40. Do I have to follow changes to the curriculum? You have to comply with the curriculum in the catalog at the time you are first enrolled (see the catalog about the exception to this rule). The program director recommends you follow the updated curriculum in order to be competitive in your future prospects, but you do not have to follow the changes to graduate.
41. I'm a freshman in the program. What courses should I be taking? First year chemistry, biology, and calculus are good courses to complete in your freshman year. If the load is too rigorous hold the chemistry, because the Chemistry department offers the freshman level courses in the summer, but keep in mind that it is a pre-requisite for later courses. If you cannot take summer school hold the biology (but the pre-req issue still holds). If you do not meet the pre-requisites for calculus take college algebra and pre-calc if necessary. Then fill in the rest of your course schedule with a general ed or elective of your choice. See the next question for more information.
42. What general education or electives should I take? As a university student you should receive a universal education, meaning an education that gives you a founding breadth of knowledge to support your life and existence after you graduate. Therefore you should choose which general education or elective courses to take. Your advisor may occasionally recommend a course, but she prefers that you read through the catalog and search each semester's schedule of classes to find appropriate courses for your interests.

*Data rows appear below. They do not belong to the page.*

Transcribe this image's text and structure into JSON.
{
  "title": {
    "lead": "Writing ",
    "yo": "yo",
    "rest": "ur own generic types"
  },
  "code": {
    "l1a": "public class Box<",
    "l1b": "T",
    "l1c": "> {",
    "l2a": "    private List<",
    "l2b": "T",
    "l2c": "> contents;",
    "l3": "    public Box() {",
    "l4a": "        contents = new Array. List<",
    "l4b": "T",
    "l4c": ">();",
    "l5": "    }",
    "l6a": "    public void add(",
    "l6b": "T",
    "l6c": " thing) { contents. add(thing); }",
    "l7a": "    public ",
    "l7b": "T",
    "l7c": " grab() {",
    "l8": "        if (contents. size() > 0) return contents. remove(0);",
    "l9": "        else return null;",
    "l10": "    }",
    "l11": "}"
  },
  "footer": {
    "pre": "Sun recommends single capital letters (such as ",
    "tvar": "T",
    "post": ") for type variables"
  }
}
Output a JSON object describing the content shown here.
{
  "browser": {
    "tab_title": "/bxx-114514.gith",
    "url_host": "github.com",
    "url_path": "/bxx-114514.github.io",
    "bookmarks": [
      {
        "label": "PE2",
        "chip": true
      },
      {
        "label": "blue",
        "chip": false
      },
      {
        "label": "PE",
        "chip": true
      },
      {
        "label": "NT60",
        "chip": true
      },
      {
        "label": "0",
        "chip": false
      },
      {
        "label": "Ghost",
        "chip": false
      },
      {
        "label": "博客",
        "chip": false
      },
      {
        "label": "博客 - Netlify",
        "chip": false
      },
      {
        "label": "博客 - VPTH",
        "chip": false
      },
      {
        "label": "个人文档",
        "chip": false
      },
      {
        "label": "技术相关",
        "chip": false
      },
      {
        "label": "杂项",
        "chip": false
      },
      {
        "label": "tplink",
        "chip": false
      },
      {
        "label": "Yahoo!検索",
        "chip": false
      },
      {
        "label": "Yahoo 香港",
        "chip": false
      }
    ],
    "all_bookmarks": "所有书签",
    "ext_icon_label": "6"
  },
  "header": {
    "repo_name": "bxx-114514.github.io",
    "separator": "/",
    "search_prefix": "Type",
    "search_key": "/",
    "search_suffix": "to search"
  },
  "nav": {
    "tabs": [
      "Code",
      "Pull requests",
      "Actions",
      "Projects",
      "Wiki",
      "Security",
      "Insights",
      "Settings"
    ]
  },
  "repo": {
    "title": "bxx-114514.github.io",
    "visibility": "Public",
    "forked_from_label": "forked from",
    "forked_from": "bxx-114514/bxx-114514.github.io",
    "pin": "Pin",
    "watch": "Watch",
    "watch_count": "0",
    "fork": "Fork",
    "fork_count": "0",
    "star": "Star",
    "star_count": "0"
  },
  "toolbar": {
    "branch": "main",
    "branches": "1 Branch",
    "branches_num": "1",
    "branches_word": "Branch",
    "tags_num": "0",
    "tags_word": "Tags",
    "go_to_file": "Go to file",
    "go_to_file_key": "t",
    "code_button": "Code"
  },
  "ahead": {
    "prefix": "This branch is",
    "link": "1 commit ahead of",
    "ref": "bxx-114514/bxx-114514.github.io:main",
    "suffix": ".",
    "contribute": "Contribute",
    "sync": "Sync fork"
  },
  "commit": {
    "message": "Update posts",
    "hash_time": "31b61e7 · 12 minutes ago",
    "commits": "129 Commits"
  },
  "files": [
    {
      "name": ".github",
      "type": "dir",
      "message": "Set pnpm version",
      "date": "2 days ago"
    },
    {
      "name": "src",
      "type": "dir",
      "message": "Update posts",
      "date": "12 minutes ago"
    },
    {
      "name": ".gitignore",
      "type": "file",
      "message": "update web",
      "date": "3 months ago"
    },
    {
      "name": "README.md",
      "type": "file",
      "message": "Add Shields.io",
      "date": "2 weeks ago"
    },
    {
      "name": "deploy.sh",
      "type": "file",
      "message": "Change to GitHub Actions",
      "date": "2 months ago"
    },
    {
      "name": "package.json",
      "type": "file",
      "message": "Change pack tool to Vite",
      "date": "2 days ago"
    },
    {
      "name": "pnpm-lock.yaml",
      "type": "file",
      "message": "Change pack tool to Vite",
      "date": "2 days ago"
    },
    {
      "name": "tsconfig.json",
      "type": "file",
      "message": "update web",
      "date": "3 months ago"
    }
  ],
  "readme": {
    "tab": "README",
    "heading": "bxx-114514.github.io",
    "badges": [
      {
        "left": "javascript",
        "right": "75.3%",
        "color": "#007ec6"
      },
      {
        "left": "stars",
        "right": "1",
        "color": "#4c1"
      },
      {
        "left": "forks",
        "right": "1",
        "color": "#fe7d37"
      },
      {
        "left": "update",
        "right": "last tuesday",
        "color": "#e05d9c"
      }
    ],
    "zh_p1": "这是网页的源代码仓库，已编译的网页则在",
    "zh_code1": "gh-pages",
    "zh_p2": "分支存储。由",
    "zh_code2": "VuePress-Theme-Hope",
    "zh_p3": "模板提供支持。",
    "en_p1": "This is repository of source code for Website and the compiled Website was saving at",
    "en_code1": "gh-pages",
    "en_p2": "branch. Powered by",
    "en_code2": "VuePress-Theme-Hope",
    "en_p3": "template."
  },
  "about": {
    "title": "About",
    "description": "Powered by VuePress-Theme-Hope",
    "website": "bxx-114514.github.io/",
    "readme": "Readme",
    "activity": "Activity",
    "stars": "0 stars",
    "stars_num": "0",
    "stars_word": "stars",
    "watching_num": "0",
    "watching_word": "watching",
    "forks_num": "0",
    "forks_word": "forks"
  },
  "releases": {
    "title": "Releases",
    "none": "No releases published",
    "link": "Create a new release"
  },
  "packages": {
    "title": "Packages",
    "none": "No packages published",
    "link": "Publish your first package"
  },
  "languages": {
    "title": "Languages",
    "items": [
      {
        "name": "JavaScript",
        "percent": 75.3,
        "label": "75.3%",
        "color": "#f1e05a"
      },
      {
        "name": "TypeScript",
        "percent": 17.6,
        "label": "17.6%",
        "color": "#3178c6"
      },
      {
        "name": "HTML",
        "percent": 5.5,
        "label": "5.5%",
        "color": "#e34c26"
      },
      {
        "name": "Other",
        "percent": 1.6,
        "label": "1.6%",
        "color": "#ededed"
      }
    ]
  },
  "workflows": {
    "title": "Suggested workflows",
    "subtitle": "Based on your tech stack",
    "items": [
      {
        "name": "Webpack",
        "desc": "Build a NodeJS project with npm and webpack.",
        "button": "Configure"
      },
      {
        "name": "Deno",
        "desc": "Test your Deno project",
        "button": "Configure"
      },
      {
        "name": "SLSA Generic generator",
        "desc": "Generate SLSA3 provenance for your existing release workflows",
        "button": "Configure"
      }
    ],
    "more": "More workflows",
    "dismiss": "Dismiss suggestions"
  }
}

43. The online course schedule is difficult to browse. Is there another way to learn about the variety of courses offered for my elective choices? Browse through the catalog in your freshman year to familiarize yourself with the types of courses offered. The second step is to obtain each semester's course offerings from the individual departments you are interested in. Anthropology, for example, produces an online and paper brochure of its course offerings each semester during the previous enrollment period.
44. What concerns should I have if I double major? Double majors in another science major or program (e.g., pre-medical, chemistry, biology, biological anthropology) will have the fewest difficulties as far as increased class load. Many of the courses can be applied to both majors with no conflict. Humanities double major, commonly with Criminal Justice, offer a greater challenge because the curricula do not overlap as much. You may want to allow yourself a 5th year to graduate if you have a humanities double major with forensic science.
45. I'm a CJ double major. Which courses apply doubly? The answer to this question keeps changing, so please consult the catalog under which you entered. In the past, CJ 210 Intro to Policing, CJ 342 Law for Criminal Procedure and SOC 326 Sociological Statistics could be applied to both the CJ and FS majors. HOWEVER, ANTH 345 Forensic Science and CJ 352 Criminal Investigation MAY NOT be doubly applied.
46. I have a CJ minor. Which courses apply doubly? The answer to this question keeps changing, so please consult the catalog under which you entered. In the past, CJ 210 and 342 could be applied doubly. HOWEVER, ANTH 345 Forensic Science and CJ 352 Criminal Investigation MAY NOT be doubly applied.
47. My psychology (or other) major requires a different statistics course (or other course) from those in the FS major. Will it apply to the FS major? Psych Stats will satisfy the statistics requirement for the FS major. For other courses you need to see the director for approval. Have a syllabus for the course ready when you make your petition.
*To indicate where opinions occur in this FAQ. The opinions in this FAQ are those of Dr. Stubblefield and may or may not be shared by UND, forensic science students, or other forensic professionals.